Breaking Down How Tim Duncan Plays Vital Role in San Antonio Spurs Offense

Jared Dubin@@JADubin5Featured ColumnistApril 1, 2013

Mar 31, 2013; San Antonio, TX, USA; San Antonio Spurs forward Tim Duncan (21) reacts during the second half against the Miami Heat at the AT&T Center. The heat won 88-86. Mandatory Credit: Soobum Im-USA TODAY Sports

Tim Duncan might not be the most eye-popping superstar the NBA has ever seen, but there is a reason why they call him Mr. Consistent. 

At age 36, Tim Duncan is doing for the San Antonio Spurs exactly what he has always done: playing excellent defense, slapping up double-double after double-double and acting as a hub on offense both on the block and around the elbows.

Though his minutes have been cut over the years to preserve his body for the playoff grind, Duncan has remained metronomic in his consistency. His career averages of 20.6 points, 11.5 rebounds and 3.1 assists per 36 minutes look remarkably like his season averages of 21.0 points, 12.0 rebounds and 3.2 assists. Even his .507 career field-goal percentage is nearly matched by his season mark of .505.

This all, obviously, is a testament to Duncan’s basketball brilliance, but what can’t be overlooked is Spurs coach Gregg Popovich’s deep understanding of the exact ways to use Duncan to best maximize his skill set while simultaneously playing off the opposing defense. 

The chemistry Duncan shares with point guard Tony Parker on the pick-and-roll is undeniable. They’ve been running it together for more than a decade now, and it’s come to the point where each knows exactly where the other will be before they get there.

This kind of drag screen in delayed transition isn’t exactly new for the Spurs, but it’s not necessarily something we would have seen them run early in Parker’s career. These days they run it like clockwork, and Duncan’s half-roll to the nail is exactly the strategy that should be used to beat the Heat’s aggressive trapping of pick-and-roll ball-handlers.

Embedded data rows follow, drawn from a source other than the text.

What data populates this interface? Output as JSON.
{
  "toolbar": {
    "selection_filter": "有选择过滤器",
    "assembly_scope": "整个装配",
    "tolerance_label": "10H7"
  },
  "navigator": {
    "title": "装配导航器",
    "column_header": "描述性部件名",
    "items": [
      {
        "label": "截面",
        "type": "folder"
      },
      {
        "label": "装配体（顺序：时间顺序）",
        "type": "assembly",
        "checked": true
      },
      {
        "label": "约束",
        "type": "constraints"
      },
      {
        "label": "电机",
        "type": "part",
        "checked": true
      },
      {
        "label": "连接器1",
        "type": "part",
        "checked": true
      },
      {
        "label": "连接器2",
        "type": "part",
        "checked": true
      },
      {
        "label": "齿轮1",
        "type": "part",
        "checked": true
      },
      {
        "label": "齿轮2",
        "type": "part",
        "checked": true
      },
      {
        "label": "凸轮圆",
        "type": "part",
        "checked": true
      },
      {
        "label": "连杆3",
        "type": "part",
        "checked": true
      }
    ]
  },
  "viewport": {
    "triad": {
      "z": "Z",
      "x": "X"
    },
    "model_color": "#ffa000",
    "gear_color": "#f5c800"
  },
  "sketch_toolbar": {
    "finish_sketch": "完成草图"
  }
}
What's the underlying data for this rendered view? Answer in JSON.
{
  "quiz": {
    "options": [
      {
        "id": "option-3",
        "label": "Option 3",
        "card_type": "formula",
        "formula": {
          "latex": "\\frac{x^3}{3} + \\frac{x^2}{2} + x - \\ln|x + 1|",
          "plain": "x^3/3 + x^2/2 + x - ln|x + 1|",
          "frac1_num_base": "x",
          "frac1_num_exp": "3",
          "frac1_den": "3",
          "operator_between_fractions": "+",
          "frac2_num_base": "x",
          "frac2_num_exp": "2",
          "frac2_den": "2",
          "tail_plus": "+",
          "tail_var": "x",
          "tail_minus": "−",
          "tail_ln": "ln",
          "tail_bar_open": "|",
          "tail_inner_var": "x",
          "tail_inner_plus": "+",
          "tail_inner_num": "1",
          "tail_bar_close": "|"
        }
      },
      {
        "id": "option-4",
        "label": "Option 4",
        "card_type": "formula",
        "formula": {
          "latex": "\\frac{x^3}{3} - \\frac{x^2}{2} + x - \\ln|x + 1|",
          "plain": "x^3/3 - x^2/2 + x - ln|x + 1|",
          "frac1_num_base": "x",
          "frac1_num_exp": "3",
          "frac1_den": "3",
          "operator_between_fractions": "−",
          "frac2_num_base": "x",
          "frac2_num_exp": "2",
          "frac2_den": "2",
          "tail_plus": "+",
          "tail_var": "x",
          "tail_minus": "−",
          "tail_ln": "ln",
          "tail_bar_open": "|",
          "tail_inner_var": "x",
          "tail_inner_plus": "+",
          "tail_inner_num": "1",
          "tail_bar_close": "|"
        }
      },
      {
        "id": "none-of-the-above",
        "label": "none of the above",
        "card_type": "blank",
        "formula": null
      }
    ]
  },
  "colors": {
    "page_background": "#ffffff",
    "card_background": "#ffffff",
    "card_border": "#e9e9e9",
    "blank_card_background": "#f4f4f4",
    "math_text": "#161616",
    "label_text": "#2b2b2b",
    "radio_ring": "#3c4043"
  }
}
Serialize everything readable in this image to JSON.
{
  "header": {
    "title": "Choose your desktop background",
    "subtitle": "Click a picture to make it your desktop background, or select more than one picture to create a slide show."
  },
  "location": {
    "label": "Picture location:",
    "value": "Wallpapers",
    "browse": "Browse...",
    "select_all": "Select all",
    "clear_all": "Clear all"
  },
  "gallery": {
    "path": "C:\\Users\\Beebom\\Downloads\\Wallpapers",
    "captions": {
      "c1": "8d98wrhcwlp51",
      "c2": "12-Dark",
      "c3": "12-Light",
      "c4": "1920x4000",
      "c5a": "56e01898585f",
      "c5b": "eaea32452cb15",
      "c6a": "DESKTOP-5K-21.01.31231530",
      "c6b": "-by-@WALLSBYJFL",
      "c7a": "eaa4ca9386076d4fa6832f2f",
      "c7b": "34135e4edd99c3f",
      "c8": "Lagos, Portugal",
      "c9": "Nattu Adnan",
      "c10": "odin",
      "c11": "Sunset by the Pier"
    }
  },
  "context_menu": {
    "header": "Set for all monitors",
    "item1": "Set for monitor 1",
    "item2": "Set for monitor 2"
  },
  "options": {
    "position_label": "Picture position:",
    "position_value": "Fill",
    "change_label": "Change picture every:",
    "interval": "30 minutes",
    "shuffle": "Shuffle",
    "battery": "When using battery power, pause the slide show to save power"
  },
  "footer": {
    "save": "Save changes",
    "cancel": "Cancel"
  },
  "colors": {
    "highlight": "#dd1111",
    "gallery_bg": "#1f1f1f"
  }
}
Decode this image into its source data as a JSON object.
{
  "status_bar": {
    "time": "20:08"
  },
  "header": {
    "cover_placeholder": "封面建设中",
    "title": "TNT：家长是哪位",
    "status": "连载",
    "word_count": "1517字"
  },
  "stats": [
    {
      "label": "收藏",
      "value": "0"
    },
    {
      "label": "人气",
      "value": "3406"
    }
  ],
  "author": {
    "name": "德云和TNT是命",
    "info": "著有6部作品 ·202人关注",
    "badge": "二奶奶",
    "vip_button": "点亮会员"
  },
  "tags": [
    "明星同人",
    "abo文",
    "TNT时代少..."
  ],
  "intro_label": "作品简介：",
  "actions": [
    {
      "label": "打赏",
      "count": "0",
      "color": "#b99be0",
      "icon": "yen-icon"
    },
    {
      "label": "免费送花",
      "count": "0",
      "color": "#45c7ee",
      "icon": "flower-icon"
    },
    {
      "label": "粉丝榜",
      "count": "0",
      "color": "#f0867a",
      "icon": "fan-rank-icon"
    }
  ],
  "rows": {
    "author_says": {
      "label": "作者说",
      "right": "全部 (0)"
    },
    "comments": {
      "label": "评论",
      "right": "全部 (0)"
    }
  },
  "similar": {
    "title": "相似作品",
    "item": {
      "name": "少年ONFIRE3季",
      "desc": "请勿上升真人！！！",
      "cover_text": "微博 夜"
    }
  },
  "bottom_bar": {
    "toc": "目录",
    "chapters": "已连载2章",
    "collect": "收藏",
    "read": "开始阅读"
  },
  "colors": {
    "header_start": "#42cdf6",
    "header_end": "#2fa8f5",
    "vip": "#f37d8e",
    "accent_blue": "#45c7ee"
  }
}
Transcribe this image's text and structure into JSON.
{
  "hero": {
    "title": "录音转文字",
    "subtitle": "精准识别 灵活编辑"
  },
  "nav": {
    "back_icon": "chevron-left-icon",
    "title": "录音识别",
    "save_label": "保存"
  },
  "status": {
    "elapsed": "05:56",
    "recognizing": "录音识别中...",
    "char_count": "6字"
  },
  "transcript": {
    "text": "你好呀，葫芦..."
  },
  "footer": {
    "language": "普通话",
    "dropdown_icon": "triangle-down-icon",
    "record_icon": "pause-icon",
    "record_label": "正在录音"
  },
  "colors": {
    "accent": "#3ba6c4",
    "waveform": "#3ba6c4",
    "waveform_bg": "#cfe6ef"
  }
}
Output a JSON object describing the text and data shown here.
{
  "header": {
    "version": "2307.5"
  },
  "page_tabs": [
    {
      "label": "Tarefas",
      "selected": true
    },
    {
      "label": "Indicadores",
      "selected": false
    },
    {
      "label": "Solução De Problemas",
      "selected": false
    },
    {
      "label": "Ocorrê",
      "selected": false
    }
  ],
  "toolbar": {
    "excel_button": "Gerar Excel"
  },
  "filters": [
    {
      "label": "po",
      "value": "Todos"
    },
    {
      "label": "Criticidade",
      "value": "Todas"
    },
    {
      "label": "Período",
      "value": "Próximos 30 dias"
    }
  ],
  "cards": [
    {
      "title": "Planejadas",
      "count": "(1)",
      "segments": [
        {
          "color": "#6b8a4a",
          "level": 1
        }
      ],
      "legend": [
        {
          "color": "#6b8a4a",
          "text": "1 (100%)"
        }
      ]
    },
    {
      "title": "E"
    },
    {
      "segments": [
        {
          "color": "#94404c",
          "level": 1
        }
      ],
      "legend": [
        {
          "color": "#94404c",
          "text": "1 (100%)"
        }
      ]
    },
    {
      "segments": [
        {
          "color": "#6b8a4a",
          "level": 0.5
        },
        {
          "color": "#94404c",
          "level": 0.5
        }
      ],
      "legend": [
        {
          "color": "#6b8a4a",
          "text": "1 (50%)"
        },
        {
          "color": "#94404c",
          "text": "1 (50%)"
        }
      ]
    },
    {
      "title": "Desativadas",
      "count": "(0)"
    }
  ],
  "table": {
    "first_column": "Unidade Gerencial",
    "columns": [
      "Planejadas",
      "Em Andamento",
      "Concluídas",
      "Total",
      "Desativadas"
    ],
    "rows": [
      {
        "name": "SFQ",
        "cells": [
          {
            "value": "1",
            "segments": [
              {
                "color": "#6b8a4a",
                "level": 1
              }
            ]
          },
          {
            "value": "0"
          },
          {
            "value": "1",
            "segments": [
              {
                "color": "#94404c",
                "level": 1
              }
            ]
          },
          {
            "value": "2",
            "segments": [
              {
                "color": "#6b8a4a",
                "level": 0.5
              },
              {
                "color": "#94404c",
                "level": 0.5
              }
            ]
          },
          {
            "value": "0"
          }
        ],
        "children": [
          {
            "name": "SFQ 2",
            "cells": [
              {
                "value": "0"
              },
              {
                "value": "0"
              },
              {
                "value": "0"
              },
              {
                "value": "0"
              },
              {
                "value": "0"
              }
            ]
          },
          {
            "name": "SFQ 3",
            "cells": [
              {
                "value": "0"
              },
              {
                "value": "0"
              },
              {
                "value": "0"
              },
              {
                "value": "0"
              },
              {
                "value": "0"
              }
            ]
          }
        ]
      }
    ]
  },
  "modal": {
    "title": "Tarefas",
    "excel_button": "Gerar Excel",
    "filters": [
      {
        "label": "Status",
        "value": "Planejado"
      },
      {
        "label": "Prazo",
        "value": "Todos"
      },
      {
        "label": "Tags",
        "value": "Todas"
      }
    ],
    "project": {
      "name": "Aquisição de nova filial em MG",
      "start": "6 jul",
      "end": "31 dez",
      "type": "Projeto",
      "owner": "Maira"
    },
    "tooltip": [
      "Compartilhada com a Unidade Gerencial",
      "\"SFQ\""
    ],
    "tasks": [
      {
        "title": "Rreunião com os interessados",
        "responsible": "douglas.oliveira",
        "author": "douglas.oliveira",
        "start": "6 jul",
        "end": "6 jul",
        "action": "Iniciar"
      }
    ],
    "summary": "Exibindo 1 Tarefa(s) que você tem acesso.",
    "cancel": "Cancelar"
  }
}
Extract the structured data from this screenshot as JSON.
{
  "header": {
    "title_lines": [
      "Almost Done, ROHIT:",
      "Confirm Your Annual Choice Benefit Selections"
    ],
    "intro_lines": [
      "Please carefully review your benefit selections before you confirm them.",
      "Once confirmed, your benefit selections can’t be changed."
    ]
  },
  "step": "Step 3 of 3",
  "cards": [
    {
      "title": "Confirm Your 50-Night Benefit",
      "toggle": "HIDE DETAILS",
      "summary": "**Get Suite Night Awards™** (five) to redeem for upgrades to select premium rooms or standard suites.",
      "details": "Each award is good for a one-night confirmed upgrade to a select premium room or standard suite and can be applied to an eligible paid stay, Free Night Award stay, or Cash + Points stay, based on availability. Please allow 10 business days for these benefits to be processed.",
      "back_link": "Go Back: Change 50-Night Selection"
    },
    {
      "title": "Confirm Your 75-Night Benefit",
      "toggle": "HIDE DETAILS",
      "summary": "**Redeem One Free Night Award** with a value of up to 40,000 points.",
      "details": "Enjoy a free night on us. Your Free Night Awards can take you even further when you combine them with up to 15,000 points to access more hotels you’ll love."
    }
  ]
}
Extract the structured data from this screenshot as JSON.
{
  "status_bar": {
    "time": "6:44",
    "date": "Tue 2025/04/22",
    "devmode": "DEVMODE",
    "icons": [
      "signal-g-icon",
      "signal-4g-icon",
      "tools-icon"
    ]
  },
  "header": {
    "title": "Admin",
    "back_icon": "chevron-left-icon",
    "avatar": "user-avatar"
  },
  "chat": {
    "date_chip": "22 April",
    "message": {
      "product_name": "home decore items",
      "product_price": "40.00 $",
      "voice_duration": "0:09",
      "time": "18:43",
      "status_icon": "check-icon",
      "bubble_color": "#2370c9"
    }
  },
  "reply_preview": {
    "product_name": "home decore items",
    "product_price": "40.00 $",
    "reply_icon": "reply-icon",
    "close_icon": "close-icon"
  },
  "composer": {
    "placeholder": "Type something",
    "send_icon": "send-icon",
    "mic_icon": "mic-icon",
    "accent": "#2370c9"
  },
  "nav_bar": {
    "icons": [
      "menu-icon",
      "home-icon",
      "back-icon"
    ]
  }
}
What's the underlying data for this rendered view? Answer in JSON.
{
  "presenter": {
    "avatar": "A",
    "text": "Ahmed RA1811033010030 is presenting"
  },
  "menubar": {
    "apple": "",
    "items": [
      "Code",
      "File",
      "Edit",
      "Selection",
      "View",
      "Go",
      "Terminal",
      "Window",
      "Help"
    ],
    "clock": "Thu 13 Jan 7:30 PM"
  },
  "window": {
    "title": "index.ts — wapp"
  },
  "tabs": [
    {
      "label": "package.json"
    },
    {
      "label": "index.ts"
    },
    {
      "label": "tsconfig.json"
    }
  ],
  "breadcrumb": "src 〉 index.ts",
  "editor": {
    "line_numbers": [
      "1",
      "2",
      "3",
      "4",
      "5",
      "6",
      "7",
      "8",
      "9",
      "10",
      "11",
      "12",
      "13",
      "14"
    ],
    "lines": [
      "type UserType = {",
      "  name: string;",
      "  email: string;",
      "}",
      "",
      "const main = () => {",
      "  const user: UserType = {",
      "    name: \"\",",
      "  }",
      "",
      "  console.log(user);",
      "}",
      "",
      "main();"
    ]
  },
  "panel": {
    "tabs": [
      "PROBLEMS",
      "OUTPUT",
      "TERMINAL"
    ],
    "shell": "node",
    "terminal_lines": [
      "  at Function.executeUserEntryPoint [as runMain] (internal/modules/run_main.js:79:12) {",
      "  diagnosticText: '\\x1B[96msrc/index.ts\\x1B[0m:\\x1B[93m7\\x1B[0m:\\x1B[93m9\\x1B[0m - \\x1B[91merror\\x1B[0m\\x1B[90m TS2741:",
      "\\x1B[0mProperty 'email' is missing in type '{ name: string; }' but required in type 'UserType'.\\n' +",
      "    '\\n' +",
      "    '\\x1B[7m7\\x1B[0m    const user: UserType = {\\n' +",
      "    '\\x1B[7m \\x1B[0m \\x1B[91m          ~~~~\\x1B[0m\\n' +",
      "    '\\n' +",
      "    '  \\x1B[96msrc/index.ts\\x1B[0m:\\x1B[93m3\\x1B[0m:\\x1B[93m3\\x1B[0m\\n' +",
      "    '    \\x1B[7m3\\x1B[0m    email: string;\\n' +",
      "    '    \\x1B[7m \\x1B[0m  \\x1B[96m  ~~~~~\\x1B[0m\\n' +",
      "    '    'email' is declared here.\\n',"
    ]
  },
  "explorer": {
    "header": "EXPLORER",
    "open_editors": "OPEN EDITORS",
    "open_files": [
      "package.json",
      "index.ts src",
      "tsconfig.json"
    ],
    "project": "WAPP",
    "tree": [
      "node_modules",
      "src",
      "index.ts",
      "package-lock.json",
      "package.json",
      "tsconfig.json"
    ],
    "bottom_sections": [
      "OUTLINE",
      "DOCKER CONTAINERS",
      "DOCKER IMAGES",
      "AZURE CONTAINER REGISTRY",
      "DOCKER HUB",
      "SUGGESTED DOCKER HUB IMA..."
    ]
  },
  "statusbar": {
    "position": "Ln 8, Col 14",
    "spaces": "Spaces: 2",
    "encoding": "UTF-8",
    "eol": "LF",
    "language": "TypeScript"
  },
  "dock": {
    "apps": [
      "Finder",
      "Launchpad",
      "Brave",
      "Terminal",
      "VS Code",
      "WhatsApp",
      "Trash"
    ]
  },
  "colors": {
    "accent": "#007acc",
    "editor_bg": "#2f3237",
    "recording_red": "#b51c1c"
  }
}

Norris Cole and Udonis Haslem string this out all the way toward the sideline, hoping to pressure Parker into throwing a bad, lazy pass that one of their athletes across the back line can jump to kickstart a fast break. Parker, though, has seen this song and dance before and fires a bullet to Duncan as soon as Haslem is drawn far enough away so that Duncan will have time to line up his jumper. 

When the opposition is trapping and stringing out pick-and-rolls, it’s a good idea to find other ways to get the ball to the elbows, if that’s one of your main goals from a possession. Luckily for San Antonio, they’ve been using an alternative to get Duncan open in that spot for years: the pin-down screen.

Not a lot of teams will set pin-downs for a big man (though over the past few years some other teams are getting in on the action), preferring to use them for more traditional shooters like guards and wings. But San Antonio has been using this action to get Duncan the ball around the free-throw line for a shot or a pass for nearly as long as I can remember.

Here, Parker brings the ball up the right side of the court as Duncan sets up on the right block. Danny Green curls around a Duncan screen and sprints up to the top of the key, where Parker passes him the ball.

Matt Bonner then flashes from the high post to the top of the arc, and Green sets off as if he’s going to screen for Stephen Jackson in the left corner. Green has his head completely turned toward Jackson with his right hand held high—the signal for Jackson to take his screen over the right side—but when Green gets to the free-throw line, he changes course and slams Chris Bosh with a screen just above the right block. The move creates just enough space for another Duncan jumper.

Though it didn’t result in a win for the Spurs against a shorthanded Heat team on March 31, this symbiosis between skill and play-calling is a large part of why the Spurs are yet again one of the league’s top offensive units and a true championship contender.

I’ve previously written that San Antonio’s style of offense gives it the best chance of any Western Conference team to dethrone the Heat, and I still believe that to be true. They’ll need a better effort than they put forth against Miami to get it done, but it’s not like we haven’t seen that from them before.

After all, we seemingly write off the Spurs every season, and how has that worked out?

There's a lot to be said for having a player like Duncan to build your success around, and the San Antonio Spurs are proof of just that.